- Exercise directions
Filter the entries, keeping every line with the string "level".
(Given entries begins)
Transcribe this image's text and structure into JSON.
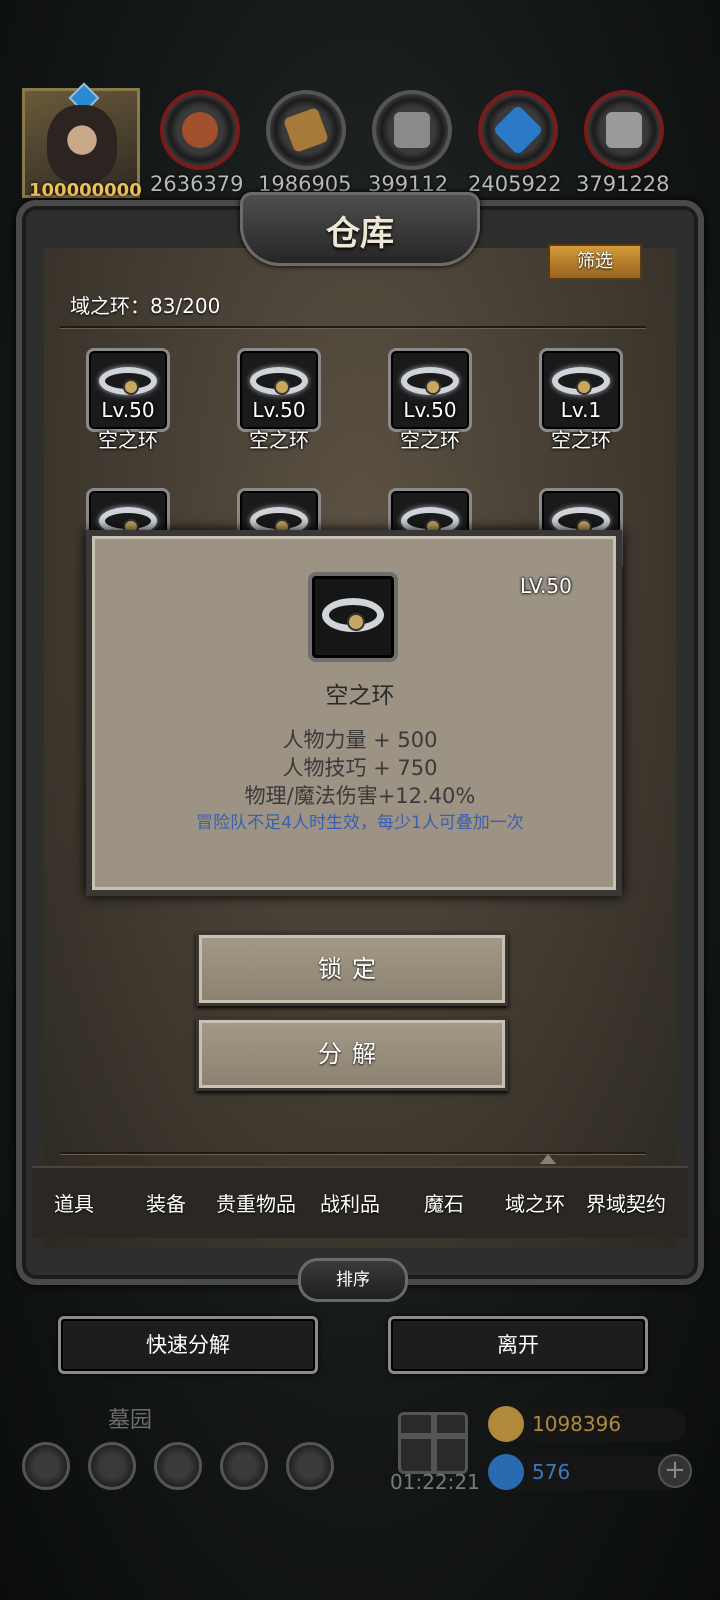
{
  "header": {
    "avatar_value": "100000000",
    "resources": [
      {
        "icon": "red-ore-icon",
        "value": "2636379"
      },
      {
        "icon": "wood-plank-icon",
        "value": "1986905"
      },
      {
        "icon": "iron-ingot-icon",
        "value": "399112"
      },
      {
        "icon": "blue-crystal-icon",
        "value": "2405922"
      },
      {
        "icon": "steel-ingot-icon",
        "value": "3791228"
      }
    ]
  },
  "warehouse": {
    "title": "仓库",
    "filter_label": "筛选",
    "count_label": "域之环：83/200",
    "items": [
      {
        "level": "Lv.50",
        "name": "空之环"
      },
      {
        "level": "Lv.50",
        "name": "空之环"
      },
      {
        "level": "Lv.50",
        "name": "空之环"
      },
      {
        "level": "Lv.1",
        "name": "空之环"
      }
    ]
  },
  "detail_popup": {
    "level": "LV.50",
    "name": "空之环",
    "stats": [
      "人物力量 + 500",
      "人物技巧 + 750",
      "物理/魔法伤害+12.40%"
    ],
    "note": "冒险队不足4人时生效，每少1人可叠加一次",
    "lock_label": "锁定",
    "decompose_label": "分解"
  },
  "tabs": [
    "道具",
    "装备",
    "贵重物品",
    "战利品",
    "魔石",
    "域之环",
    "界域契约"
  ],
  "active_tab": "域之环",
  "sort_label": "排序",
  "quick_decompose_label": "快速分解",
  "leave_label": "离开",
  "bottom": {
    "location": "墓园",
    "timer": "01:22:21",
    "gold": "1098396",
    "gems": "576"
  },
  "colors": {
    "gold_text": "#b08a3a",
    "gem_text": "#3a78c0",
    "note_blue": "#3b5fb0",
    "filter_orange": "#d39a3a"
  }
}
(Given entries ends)
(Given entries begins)
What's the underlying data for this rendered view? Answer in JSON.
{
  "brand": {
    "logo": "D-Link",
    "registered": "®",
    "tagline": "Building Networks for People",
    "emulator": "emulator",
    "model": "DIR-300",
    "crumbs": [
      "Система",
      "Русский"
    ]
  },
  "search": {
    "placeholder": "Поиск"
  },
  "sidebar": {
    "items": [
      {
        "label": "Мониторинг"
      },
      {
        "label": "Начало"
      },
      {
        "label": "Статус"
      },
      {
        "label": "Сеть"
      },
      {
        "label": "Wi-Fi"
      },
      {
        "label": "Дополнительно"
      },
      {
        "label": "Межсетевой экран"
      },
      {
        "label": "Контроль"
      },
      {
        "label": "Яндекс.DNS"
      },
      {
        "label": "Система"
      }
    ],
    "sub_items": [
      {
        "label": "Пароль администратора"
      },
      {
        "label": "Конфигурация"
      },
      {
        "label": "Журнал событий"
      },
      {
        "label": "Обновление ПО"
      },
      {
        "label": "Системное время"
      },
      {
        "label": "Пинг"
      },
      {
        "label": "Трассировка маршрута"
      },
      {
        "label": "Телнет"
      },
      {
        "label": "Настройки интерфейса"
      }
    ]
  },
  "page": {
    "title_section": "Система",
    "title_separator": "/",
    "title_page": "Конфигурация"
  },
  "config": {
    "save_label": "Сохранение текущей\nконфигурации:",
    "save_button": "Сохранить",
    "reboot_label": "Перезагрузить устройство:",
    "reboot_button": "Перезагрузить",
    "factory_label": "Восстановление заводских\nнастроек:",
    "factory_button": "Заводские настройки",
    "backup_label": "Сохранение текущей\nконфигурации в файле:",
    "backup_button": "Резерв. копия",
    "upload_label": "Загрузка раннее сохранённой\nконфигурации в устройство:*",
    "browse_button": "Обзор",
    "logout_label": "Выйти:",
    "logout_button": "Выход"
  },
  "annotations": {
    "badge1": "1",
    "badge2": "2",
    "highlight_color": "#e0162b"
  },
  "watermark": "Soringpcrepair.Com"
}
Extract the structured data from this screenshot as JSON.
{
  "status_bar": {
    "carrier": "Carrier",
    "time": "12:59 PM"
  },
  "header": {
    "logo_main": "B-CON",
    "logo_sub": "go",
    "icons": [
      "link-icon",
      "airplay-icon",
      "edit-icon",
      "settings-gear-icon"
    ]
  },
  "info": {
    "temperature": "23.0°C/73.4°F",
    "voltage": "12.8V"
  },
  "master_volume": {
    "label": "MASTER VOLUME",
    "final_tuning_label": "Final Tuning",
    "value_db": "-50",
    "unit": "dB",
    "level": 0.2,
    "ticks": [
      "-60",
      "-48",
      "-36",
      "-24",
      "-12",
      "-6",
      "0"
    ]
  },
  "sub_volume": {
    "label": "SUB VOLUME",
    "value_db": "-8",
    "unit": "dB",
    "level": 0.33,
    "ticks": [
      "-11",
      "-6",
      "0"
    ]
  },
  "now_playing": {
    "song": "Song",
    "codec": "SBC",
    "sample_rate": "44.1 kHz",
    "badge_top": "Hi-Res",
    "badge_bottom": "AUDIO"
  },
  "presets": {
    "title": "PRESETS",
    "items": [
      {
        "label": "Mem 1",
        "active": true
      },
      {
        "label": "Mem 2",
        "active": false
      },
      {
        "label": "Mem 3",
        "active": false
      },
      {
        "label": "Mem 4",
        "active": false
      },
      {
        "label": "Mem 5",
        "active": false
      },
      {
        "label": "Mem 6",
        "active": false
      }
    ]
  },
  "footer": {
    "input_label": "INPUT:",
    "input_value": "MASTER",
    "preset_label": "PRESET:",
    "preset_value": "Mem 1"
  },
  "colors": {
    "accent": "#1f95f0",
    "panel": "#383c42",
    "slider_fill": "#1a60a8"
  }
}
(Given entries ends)
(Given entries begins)
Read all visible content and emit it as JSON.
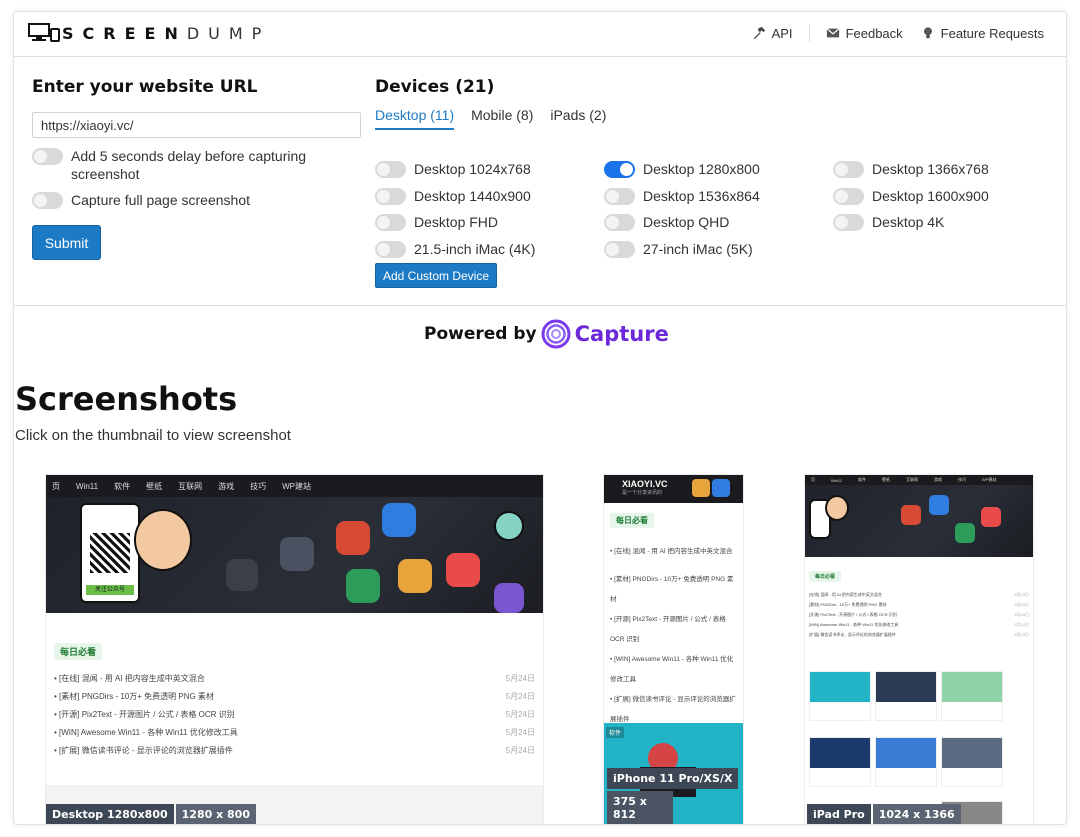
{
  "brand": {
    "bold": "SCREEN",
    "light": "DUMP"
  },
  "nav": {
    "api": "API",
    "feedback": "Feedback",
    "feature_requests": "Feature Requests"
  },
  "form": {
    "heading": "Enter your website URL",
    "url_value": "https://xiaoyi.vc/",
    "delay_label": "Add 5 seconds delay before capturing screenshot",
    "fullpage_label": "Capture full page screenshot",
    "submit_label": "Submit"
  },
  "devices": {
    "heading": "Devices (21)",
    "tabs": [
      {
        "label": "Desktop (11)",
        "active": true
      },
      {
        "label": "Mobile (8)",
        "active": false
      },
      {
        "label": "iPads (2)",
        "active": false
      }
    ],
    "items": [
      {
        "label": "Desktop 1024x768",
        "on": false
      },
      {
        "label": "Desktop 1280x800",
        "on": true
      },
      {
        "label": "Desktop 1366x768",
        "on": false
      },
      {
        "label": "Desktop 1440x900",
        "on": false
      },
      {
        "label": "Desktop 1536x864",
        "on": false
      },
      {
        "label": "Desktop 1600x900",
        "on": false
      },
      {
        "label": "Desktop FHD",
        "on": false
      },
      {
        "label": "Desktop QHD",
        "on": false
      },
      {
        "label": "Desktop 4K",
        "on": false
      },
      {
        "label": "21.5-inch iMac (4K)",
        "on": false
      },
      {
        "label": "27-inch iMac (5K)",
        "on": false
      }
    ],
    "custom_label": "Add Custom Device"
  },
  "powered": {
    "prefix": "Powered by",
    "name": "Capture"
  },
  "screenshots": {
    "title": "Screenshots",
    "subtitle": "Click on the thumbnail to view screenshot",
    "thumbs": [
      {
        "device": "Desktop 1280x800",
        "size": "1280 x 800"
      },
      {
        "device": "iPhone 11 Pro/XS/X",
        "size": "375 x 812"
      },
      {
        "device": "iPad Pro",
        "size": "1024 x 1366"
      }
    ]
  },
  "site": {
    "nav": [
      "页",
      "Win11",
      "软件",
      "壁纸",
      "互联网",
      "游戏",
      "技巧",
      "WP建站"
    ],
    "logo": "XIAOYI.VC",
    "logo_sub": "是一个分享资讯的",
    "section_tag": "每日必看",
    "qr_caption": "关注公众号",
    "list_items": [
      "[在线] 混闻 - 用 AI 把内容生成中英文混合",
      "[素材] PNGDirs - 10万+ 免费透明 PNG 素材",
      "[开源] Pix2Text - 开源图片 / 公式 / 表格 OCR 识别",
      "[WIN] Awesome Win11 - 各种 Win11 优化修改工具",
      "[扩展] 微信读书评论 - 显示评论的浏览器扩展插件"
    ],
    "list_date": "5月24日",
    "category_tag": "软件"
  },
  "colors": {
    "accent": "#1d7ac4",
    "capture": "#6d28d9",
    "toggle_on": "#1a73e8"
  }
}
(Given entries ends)
- Task answer
        "level": "Lv.50",
        "level": "Lv.50",
        "level": "Lv.50",
        "level": "Lv.1",
    "level": "LV.50",
    "level": 0.2,
    "level": 0.33,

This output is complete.